Problem statement:
All lines that hold the string "label" should be copied. Find them in the listing below.

Given entries:

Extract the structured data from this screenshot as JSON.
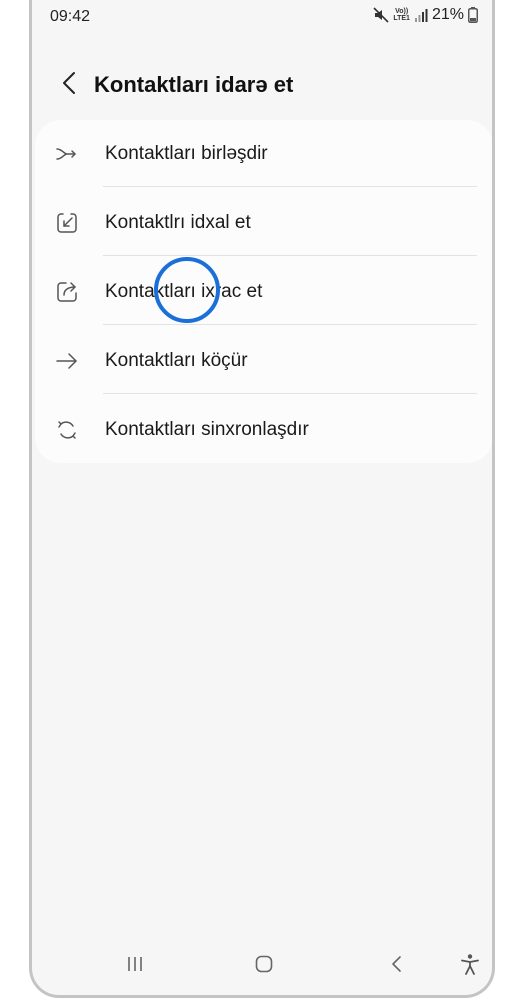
{
  "status_bar": {
    "time": "09:42",
    "network_top": "Vo))",
    "network_bottom": "LTE1",
    "battery_percent": "21%",
    "icons": [
      "mute-icon",
      "signal-icon",
      "battery-icon"
    ]
  },
  "header": {
    "title": "Kontaktları idarə et",
    "back_icon": "chevron-left-icon"
  },
  "menu": {
    "items": [
      {
        "label": "Kontaktları birləşdir",
        "icon": "merge-icon"
      },
      {
        "label": "Kontaktlrı idxal et",
        "icon": "import-icon"
      },
      {
        "label": "Kontaktları ixrac et",
        "icon": "export-icon"
      },
      {
        "label": "Kontaktları köçür",
        "icon": "arrow-right-icon"
      },
      {
        "label": "Kontaktları sinxronlaşdır",
        "icon": "sync-icon"
      }
    ]
  },
  "touch_indicator": {
    "color": "#1a6fd8",
    "target": "Kontaktları ixrac et"
  },
  "nav_bar": {
    "icons": [
      "recents-icon",
      "home-icon",
      "back-icon",
      "accessibility-icon"
    ]
  },
  "colors": {
    "background": "#f6f6f6",
    "card": "#fcfcfc",
    "text": "#1a1a1a",
    "icon": "#555555"
  }
}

Exercise solution:
        "label": "Kontaktları birləşdir",
        "label": "Kontaktlrı idxal et",
        "label": "Kontaktları ixrac et",
        "label": "Kontaktları köçür",
        "label": "Kontaktları sinxronlaşdır",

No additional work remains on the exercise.